====== Provided records
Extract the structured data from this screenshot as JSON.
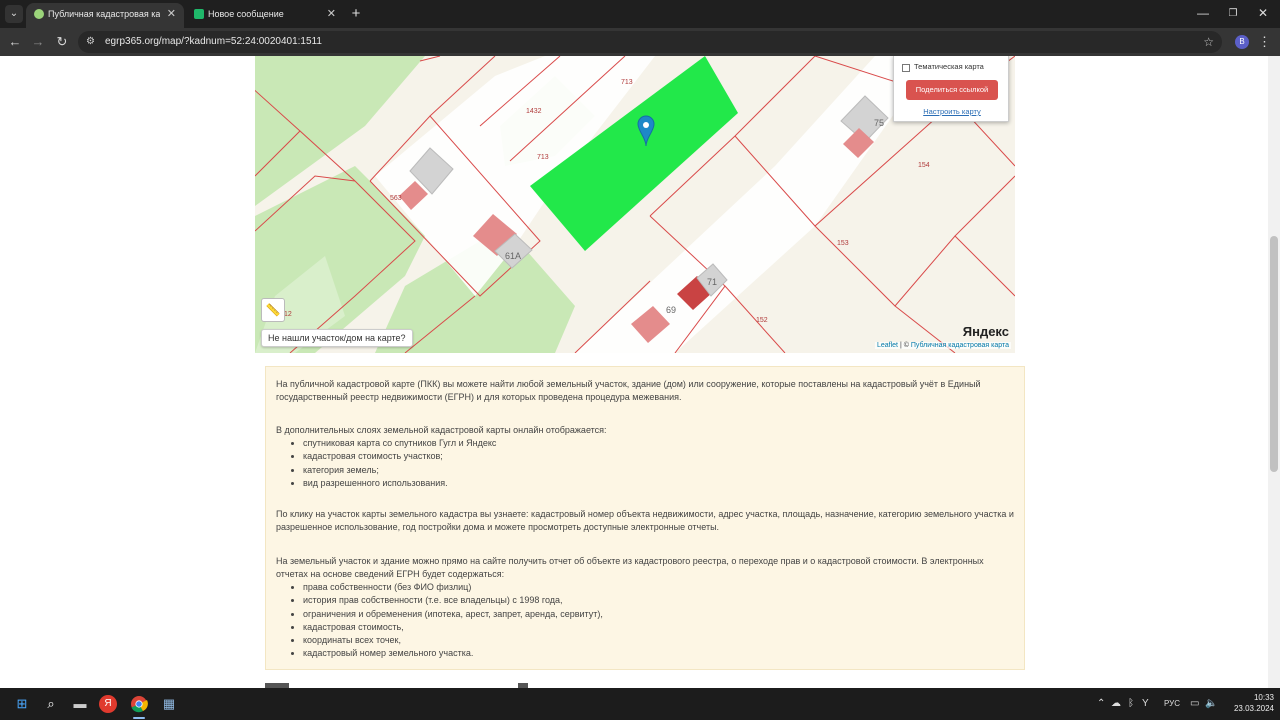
{
  "browser": {
    "tabs": [
      {
        "title": "Публичная кадастровая карта",
        "active": true
      },
      {
        "title": "Новое сообщение",
        "active": false
      }
    ],
    "url": "egrp365.org/map/?kadnum=52:24:0020401:1511",
    "profile_initial": "B"
  },
  "map": {
    "parcel_labels": [
      "713",
      "713",
      "1432",
      "563",
      "154",
      "153",
      "152",
      "12"
    ],
    "house_numbers": [
      "75",
      "61А",
      "71",
      "69"
    ],
    "layer_panel": {
      "thematic_checkbox_label": "Тематическая карта",
      "share_button": "Поделиться ссылкой",
      "setup_link": "Настроить карту"
    },
    "not_found_button": "Не нашли участок/дом на карте?",
    "provider_logo": "Яндекс",
    "attribution": {
      "leaflet": "Leaflet",
      "sep": " | © ",
      "pkk": "Публичная кадастровая карта"
    },
    "colors": {
      "selected_parcel": "#22e84a",
      "border": "#d94a4a",
      "greenery": "#c9e8b6",
      "road": "#ffffff"
    }
  },
  "info": {
    "p1": "На публичной кадастровой карте (ПКК) вы можете найти любой земельный участок, здание (дом) или сооружение, которые поставлены на кадастровый учёт в Единый государственный реестр недвижимости (ЕГРН) и для которых проведена процедура межевания.",
    "p2": "В дополнительных слоях земельной кадастровой карты онлайн отображается:",
    "list1": [
      "спутниковая карта со спутников Гугл и Яндекс",
      "кадастровая стоимость участков;",
      "категория земель;",
      "вид разрешенного использования."
    ],
    "p3": "По клику на участок карты земельного кадастра вы узнаете: кадастровый номер объекта недвижимости, адрес участка, площадь, назначение, категорию земельного участка и разрешенное использование, год постройки дома и можете просмотреть доступные электронные отчеты.",
    "p4": "На земельный участок и здание можно прямо на сайте получить отчет об объекте из кадастрового реестра, о переходе прав и о кадастровой стоимости. В электронных отчетах на основе сведений ЕГРН будет содержаться:",
    "list2": [
      "права собственности (без ФИО физлиц)",
      "история прав собственности (т.е. все владельцы) с 1998 года,",
      "ограничения и обременения (ипотека, арест, запрет, аренда, сервитут),",
      "кадастровая стоимость,",
      "координаты всех точек,",
      "кадастровый номер земельного участка."
    ]
  },
  "taskbar": {
    "language": "РУС",
    "time": "10:33",
    "date": "23.03.2024"
  }
}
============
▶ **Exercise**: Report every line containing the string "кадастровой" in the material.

▶ **Answer space**:
    "p1": "На публичной кадастровой карте (ПКК) вы можете найти любой земельный участок, здание (дом) или сооружение, которые поставлены на кадастровый учёт в Единый государственный реестр недвижимости (ЕГРН) и для которых проведена процедура межевания.",
    "p2": "В дополнительных слоях земельной кадастровой карты онлайн отображается:",
    "p4": "На земельный участок и здание можно прямо на сайте получить отчет об объекте из кадастрового реестра, о переходе прав и о кадастровой стоимости. В электронных отчетах на основе сведений ЕГРН будет содержаться:",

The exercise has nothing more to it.